Developing a great brand story with Rhubarb Fool Part II
Your brand - your story.
Obviously a great brand story might not encompass all of the various components that will be set out in this piece. But it will have enough of them, presented in a brand specific fashion, to offer the customer a sense that they've found what they're looking for. So consider the following twelve points.
Establish credibility.. Customers need to know that their storyteller is trustworthy. Moreover the story that is going to be told will have to be compatible with the sense of trust that has been established. With power comes responsibility and this applies to the responsibility that is a part of narrative power.
You're in control so don't abuse your power. This is probably the central tenet of story-telling. When you don't believe the story teller, you won't believe the story. Ask the boy who cried "Wolf!" British Airways doesn't want to serve you. It wants to transport you safely from one place to another in tolerable comfort. But with its professionalism and brand story, British Airways succeeds in establishing a sense of guardianship, responsibility and service that is almost unparalleled in its specific sector.
Make your story ring true. Just as you have to be believable, so too does your story. It should conform to, promote and expand your customers' existing structures of belief. This is a structure of belief that applies not only to themselves and others, but also to your brand. Andrex and its little puppies are a great example. Those little puppies not only divert you from the core nature of the product. They also
create a sense of a brand that is nurturing and caring. Just as the brand can nurture and care for all those cute puppies, so too can it nurture and care for all its cute customers (and their cute children).

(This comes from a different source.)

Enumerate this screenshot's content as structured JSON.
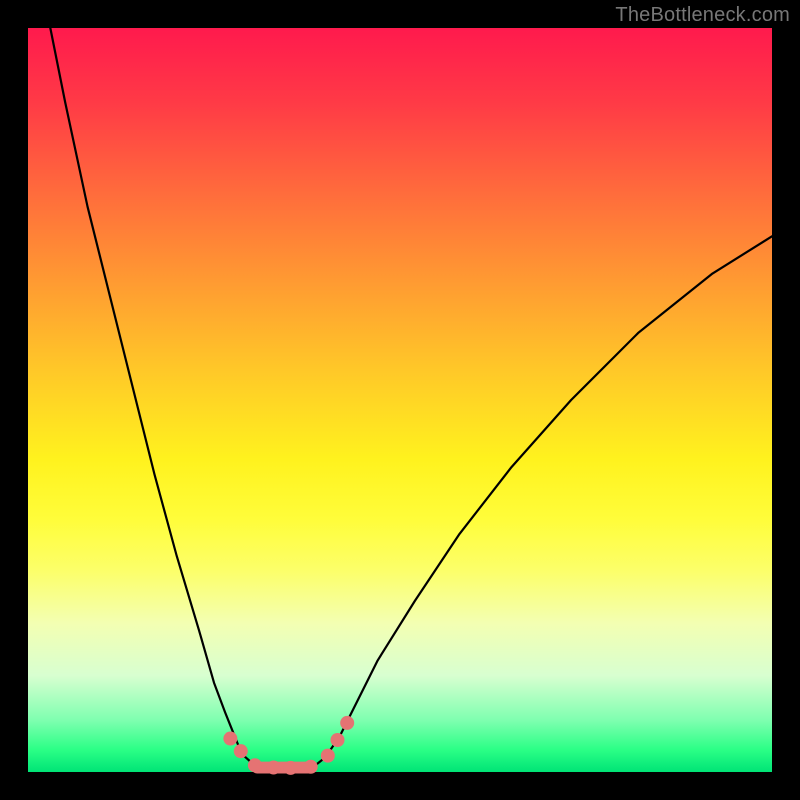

Suggest prior acquaintance. Your brand story should be something that your customer finds easy to recognise. It has to be explicit enough for its influence to be identifiable,yet flexible enough to adopt different guises. However, familiarity will make it so much easier for potential customers to assimilate, which will greatly facilitate the task of delivering the message that you're trying to deliver.
Read Part III here